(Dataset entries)
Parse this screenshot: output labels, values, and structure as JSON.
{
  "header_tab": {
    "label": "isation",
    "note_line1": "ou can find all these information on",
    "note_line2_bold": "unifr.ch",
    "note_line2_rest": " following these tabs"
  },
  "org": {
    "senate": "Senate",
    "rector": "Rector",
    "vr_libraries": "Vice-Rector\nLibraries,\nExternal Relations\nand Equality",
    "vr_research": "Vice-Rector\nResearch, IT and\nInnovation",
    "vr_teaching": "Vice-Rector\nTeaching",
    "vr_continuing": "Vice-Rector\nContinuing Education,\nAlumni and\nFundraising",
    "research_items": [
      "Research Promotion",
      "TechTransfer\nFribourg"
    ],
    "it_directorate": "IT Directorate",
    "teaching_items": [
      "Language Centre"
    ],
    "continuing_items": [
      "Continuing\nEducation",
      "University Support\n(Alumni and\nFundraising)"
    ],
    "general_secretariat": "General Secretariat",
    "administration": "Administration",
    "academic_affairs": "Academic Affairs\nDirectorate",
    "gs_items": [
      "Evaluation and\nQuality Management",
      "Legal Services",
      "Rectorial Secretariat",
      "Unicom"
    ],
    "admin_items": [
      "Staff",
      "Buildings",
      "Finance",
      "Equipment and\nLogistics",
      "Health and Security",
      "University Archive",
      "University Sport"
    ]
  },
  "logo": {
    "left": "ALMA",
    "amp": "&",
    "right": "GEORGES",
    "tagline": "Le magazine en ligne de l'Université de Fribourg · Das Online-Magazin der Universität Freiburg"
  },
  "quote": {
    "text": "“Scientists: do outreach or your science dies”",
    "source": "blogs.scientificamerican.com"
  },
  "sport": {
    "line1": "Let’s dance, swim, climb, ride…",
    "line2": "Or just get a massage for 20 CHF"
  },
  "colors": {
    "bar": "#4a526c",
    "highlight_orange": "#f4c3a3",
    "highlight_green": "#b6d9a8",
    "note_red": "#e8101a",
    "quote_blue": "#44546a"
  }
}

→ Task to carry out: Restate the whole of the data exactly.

→ Solution to this problem:
Parse this screenshot: output labels, values, and structure as JSON.
{
  "header_tab": {
    "label": "isation",
    "note_line1": "ou can find all these information on",
    "note_line2_bold": "unifr.ch",
    "note_line2_rest": " following these tabs"
  },
  "org": {
    "senate": "Senate",
    "rector": "Rector",
    "vr_libraries": "Vice-Rector\nLibraries,\nExternal Relations\nand Equality",
    "vr_research": "Vice-Rector\nResearch, IT and\nInnovation",
    "vr_teaching": "Vice-Rector\nTeaching",
    "vr_continuing": "Vice-Rector\nContinuing Education,\nAlumni and\nFundraising",
    "research_items": [
      "Research Promotion",
      "TechTransfer\nFribourg"
    ],
    "it_directorate": "IT Directorate",
    "teaching_items": [
      "Language Centre"
    ],
    "continuing_items": [
      "Continuing\nEducation",
      "University Support\n(Alumni and\nFundraising)"
    ],
    "general_secretariat": "General Secretariat",
    "administration": "Administration",
    "academic_affairs": "Academic Affairs\nDirectorate",
    "gs_items": [
      "Evaluation and\nQuality Management",
      "Legal Services",
      "Rectorial Secretariat",
      "Unicom"
    ],
    "admin_items": [
      "Staff",
      "Buildings",
      "Finance",
      "Equipment and\nLogistics",
      "Health and Security",
      "University Archive",
      "University Sport"
    ]
  },
  "logo": {
    "left": "ALMA",
    "amp": "&",
    "right": "GEORGES",
    "tagline": "Le magazine en ligne de l'Université de Fribourg · Das Online-Magazin der Universität Freiburg"
  },
  "quote": {
    "text": "“Scientists: do outreach or your science dies”",
    "source": "blogs.scientificamerican.com"
  },
  "sport": {
    "line1": "Let’s dance, swim, climb, ride…",
    "line2": "Or just get a massage for 20 CHF"
  },
  "colors": {
    "bar": "#4a526c",
    "highlight_orange": "#f4c3a3",
    "highlight_green": "#b6d9a8",
    "note_red": "#e8101a",
    "quote_blue": "#44546a"
  }
}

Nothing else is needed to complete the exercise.